### Prompt
Say only how many lines in the entries below contain the word "Settings".

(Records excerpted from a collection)

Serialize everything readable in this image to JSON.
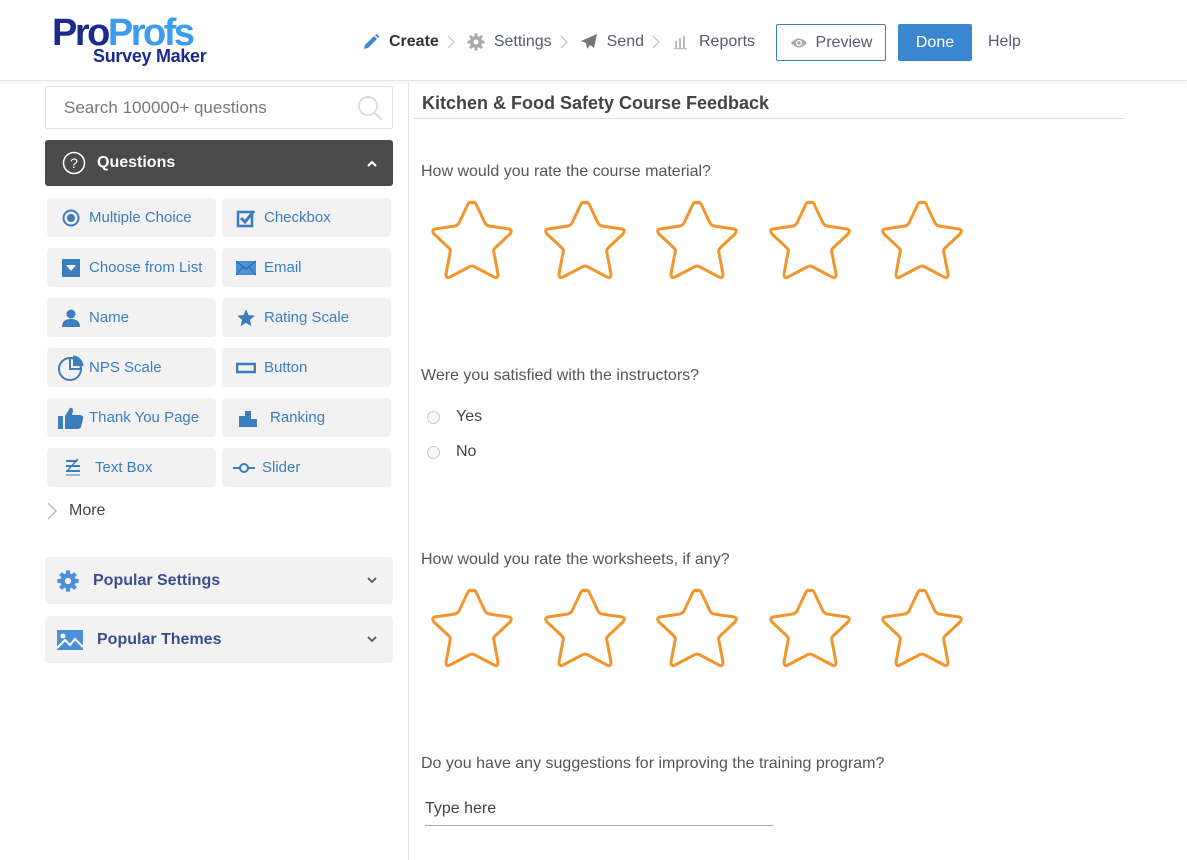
{
  "app": {
    "logo": {
      "pro": "Pro",
      "profs": "Profs",
      "subtitle": "Survey Maker"
    }
  },
  "nav": {
    "steps": [
      {
        "label": "Create",
        "icon": "pencil-icon",
        "active": true
      },
      {
        "label": "Settings",
        "icon": "gear-icon",
        "active": false
      },
      {
        "label": "Send",
        "icon": "paper-plane-icon",
        "active": false
      },
      {
        "label": "Reports",
        "icon": "bar-chart-icon",
        "active": false
      }
    ],
    "preview_label": "Preview",
    "done_label": "Done",
    "help_label": "Help"
  },
  "sidebar": {
    "search": {
      "placeholder": "Search 100000+ questions",
      "value": ""
    },
    "questions_header": "Questions",
    "question_types": [
      {
        "label": "Multiple Choice",
        "icon": "radio-icon"
      },
      {
        "label": "Checkbox",
        "icon": "checkbox-icon"
      },
      {
        "label": "Choose from List",
        "icon": "dropdown-icon"
      },
      {
        "label": "Email",
        "icon": "envelope-icon"
      },
      {
        "label": "Name",
        "icon": "person-icon"
      },
      {
        "label": "Rating Scale",
        "icon": "star-icon"
      },
      {
        "label": "NPS Scale",
        "icon": "pie-chart-icon"
      },
      {
        "label": "Button",
        "icon": "button-icon"
      },
      {
        "label": "Thank You Page",
        "icon": "thumbs-up-icon"
      },
      {
        "label": "Ranking",
        "icon": "podium-icon"
      },
      {
        "label": "Text Box",
        "icon": "text-lines-icon"
      },
      {
        "label": "Slider",
        "icon": "slider-icon"
      }
    ],
    "more_label": "More",
    "popular_settings": "Popular Settings",
    "popular_themes": "Popular Themes"
  },
  "survey": {
    "title": "Kitchen & Food Safety Course Feedback",
    "questions": [
      {
        "text": "How would you rate the course material?",
        "type": "rating",
        "stars": 5,
        "selected": 0
      },
      {
        "text": "Were you satisfied with the instructors?",
        "type": "radio",
        "options": [
          "Yes",
          "No"
        ]
      },
      {
        "text": "How would you rate the worksheets, if any?",
        "type": "rating",
        "stars": 5,
        "selected": 0
      },
      {
        "text": "Do you have any suggestions for improving the training program?",
        "type": "text",
        "placeholder": "Type here",
        "value": ""
      }
    ]
  },
  "colors": {
    "accent": "#3a87cf",
    "icon_blue": "#3c7dbe",
    "star_outline": "#f0962c",
    "header_dark": "#4a4a4a",
    "logo_dark": "#1b2a8c",
    "logo_light": "#3b9cf0"
  }
}
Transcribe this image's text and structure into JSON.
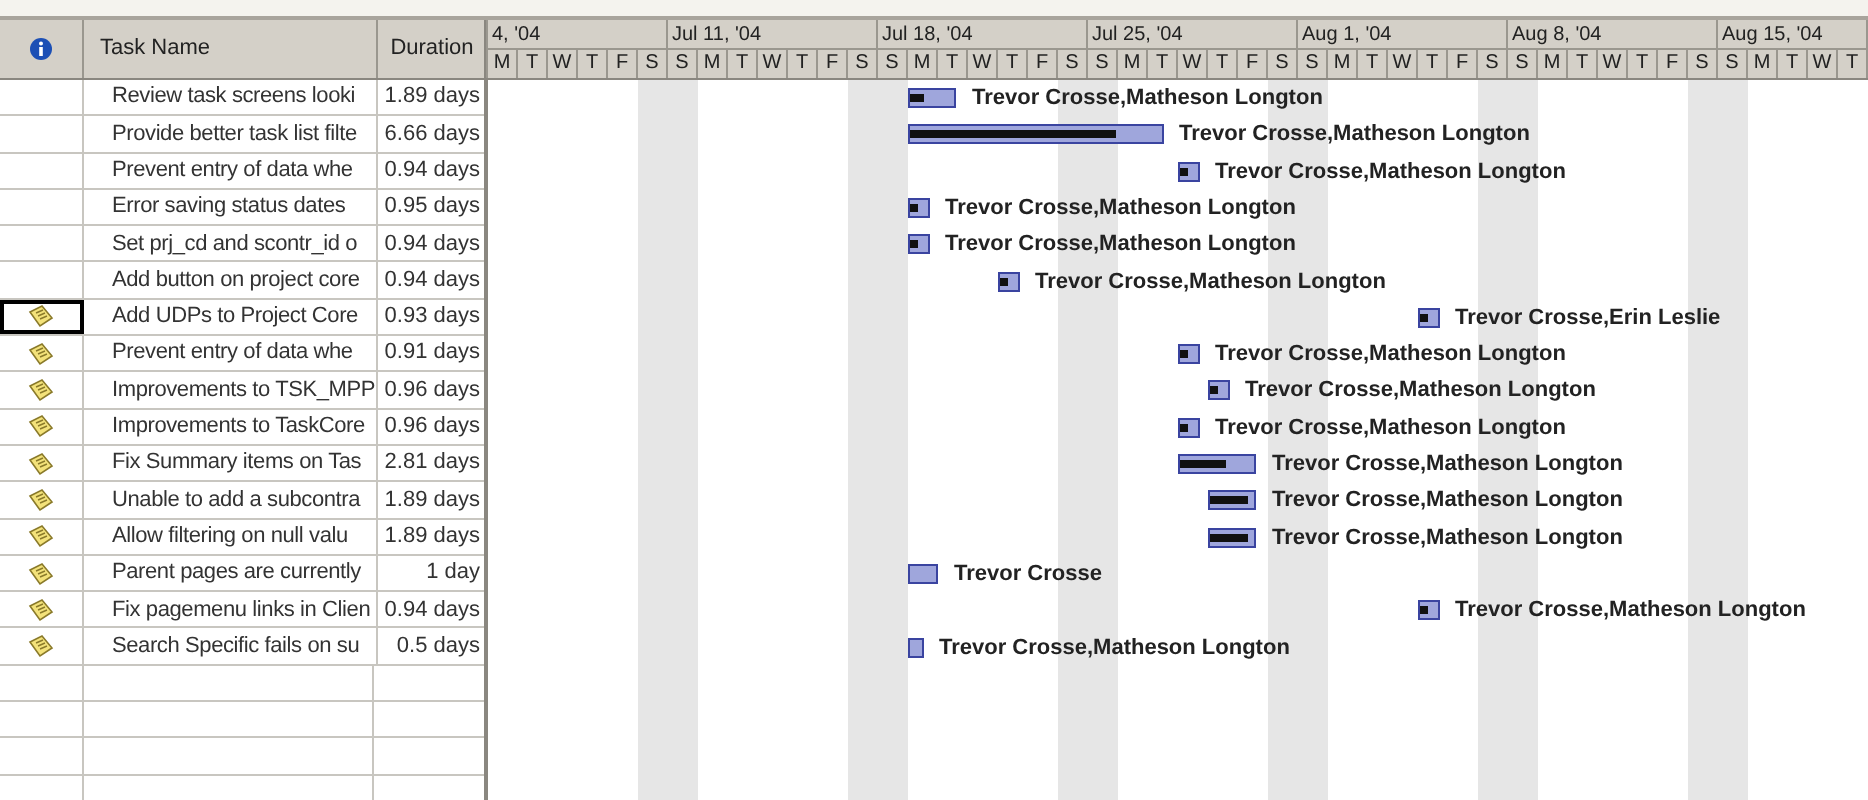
{
  "table": {
    "columns": [
      {
        "kind": "indicator"
      },
      {
        "kind": "text",
        "label": "Task Name"
      },
      {
        "kind": "text",
        "label": "Duration"
      }
    ],
    "rows": [
      {
        "note": false,
        "selected": false,
        "name": "Review task screens looki",
        "duration": "1.89 days",
        "bar": {
          "level": 0.3,
          "resources": "Trevor Crosse,Matheson Longton"
        }
      },
      {
        "note": false,
        "selected": false,
        "name": "Provide better task list filte",
        "duration": "6.66 days",
        "bar": {
          "level": 0.82,
          "resources": "Trevor Crosse,Matheson Longton"
        }
      },
      {
        "note": false,
        "selected": false,
        "name": "Prevent entry of data whe",
        "duration": "0.94 days",
        "bar": {
          "level": 0.5,
          "resources": "Trevor Crosse,Matheson Longton"
        }
      },
      {
        "note": false,
        "selected": false,
        "name": "Error saving status dates",
        "duration": "0.95 days",
        "bar": {
          "level": 0.5,
          "resources": "Trevor Crosse,Matheson Longton"
        }
      },
      {
        "note": false,
        "selected": false,
        "name": "Set prj_cd and scontr_id o",
        "duration": "0.94 days",
        "bar": {
          "level": 0.5,
          "resources": "Trevor Crosse,Matheson Longton"
        }
      },
      {
        "note": false,
        "selected": false,
        "name": "Add button on project core",
        "duration": "0.94 days",
        "bar": {
          "level": 0.5,
          "resources": "Trevor Crosse,Matheson Longton"
        }
      },
      {
        "note": true,
        "selected": true,
        "name": "Add UDPs to Project Core",
        "duration": "0.93 days",
        "bar": {
          "level": 0.5,
          "resources": "Trevor Crosse,Erin Leslie"
        }
      },
      {
        "note": true,
        "selected": false,
        "name": "Prevent entry of data whe",
        "duration": "0.91 days",
        "bar": {
          "level": 0.5,
          "resources": "Trevor Crosse,Matheson Longton"
        }
      },
      {
        "note": true,
        "selected": false,
        "name": "Improvements to TSK_MPP",
        "duration": "0.96 days",
        "bar": {
          "level": 0.5,
          "resources": "Trevor Crosse,Matheson Longton"
        }
      },
      {
        "note": true,
        "selected": false,
        "name": "Improvements to TaskCore",
        "duration": "0.96 days",
        "bar": {
          "level": 0.5,
          "resources": "Trevor Crosse,Matheson Longton"
        }
      },
      {
        "note": true,
        "selected": false,
        "name": "Fix Summary items on Tas",
        "duration": "2.81 days",
        "bar": {
          "level": 0.62,
          "resources": "Trevor Crosse,Matheson Longton"
        }
      },
      {
        "note": true,
        "selected": false,
        "name": "Unable to add a subcontra",
        "duration": "1.89 days",
        "bar": {
          "level": 0.85,
          "resources": "Trevor Crosse,Matheson Longton"
        }
      },
      {
        "note": true,
        "selected": false,
        "name": "Allow filtering on null valu",
        "duration": "1.89 days",
        "bar": {
          "level": 0.85,
          "resources": "Trevor Crosse,Matheson Longton"
        }
      },
      {
        "note": true,
        "selected": false,
        "name": "Parent pages are currently",
        "duration": "1 day",
        "bar": {
          "resources": "Trevor Crosse"
        }
      },
      {
        "note": true,
        "selected": false,
        "name": "Fix pagemenu links in Clien",
        "duration": "0.94 days",
        "bar": {
          "level": 0.5,
          "resources": "Trevor Crosse,Matheson Longton"
        }
      },
      {
        "note": true,
        "selected": false,
        "name": "Search Specific fails on su",
        "duration": "0.5 days",
        "bar": {
          "resources": "Trevor Crosse,Matheson Longton"
        }
      }
    ]
  },
  "timescale": {
    "weeks": [
      {
        "label": "4, '04",
        "days": [
          {
            "label": "M",
            "weekend": false
          },
          {
            "label": "T",
            "weekend": false
          },
          {
            "label": "W",
            "weekend": false
          },
          {
            "label": "T",
            "weekend": false
          },
          {
            "label": "F",
            "weekend": false
          },
          {
            "label": "S",
            "weekend": true
          }
        ]
      },
      {
        "label": "Jul 11, '04",
        "days": [
          {
            "label": "S",
            "weekend": true
          },
          {
            "label": "M",
            "weekend": false
          },
          {
            "label": "T",
            "weekend": false
          },
          {
            "label": "W",
            "weekend": false
          },
          {
            "label": "T",
            "weekend": false
          },
          {
            "label": "F",
            "weekend": false
          },
          {
            "label": "S",
            "weekend": true
          }
        ]
      },
      {
        "label": "Jul 18, '04",
        "days": [
          {
            "label": "S",
            "weekend": true
          },
          {
            "label": "M",
            "weekend": false
          },
          {
            "label": "T",
            "weekend": false
          },
          {
            "label": "W",
            "weekend": false
          },
          {
            "label": "T",
            "weekend": false
          },
          {
            "label": "F",
            "weekend": false
          },
          {
            "label": "S",
            "weekend": true
          }
        ]
      },
      {
        "label": "Jul 25, '04",
        "days": [
          {
            "label": "S",
            "weekend": true
          },
          {
            "label": "M",
            "weekend": false
          },
          {
            "label": "T",
            "weekend": false
          },
          {
            "label": "W",
            "weekend": false
          },
          {
            "label": "T",
            "weekend": false
          },
          {
            "label": "F",
            "weekend": false
          },
          {
            "label": "S",
            "weekend": true
          }
        ]
      },
      {
        "label": "Aug 1, '04",
        "days": [
          {
            "label": "S",
            "weekend": true
          },
          {
            "label": "M",
            "weekend": false
          },
          {
            "label": "T",
            "weekend": false
          },
          {
            "label": "W",
            "weekend": false
          },
          {
            "label": "T",
            "weekend": false
          },
          {
            "label": "F",
            "weekend": false
          },
          {
            "label": "S",
            "weekend": true
          }
        ]
      },
      {
        "label": "Aug 8, '04",
        "days": [
          {
            "label": "S",
            "weekend": true
          },
          {
            "label": "M",
            "weekend": false
          },
          {
            "label": "T",
            "weekend": false
          },
          {
            "label": "W",
            "weekend": false
          },
          {
            "label": "T",
            "weekend": false
          },
          {
            "label": "F",
            "weekend": false
          },
          {
            "label": "S",
            "weekend": true
          }
        ]
      },
      {
        "label": "Aug 15, '04",
        "days": [
          {
            "label": "S",
            "weekend": true
          },
          {
            "label": "M",
            "weekend": false
          },
          {
            "label": "T",
            "weekend": false
          },
          {
            "label": "W",
            "weekend": false
          },
          {
            "label": "T",
            "weekend": false
          }
        ]
      }
    ]
  }
}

### Written answer
2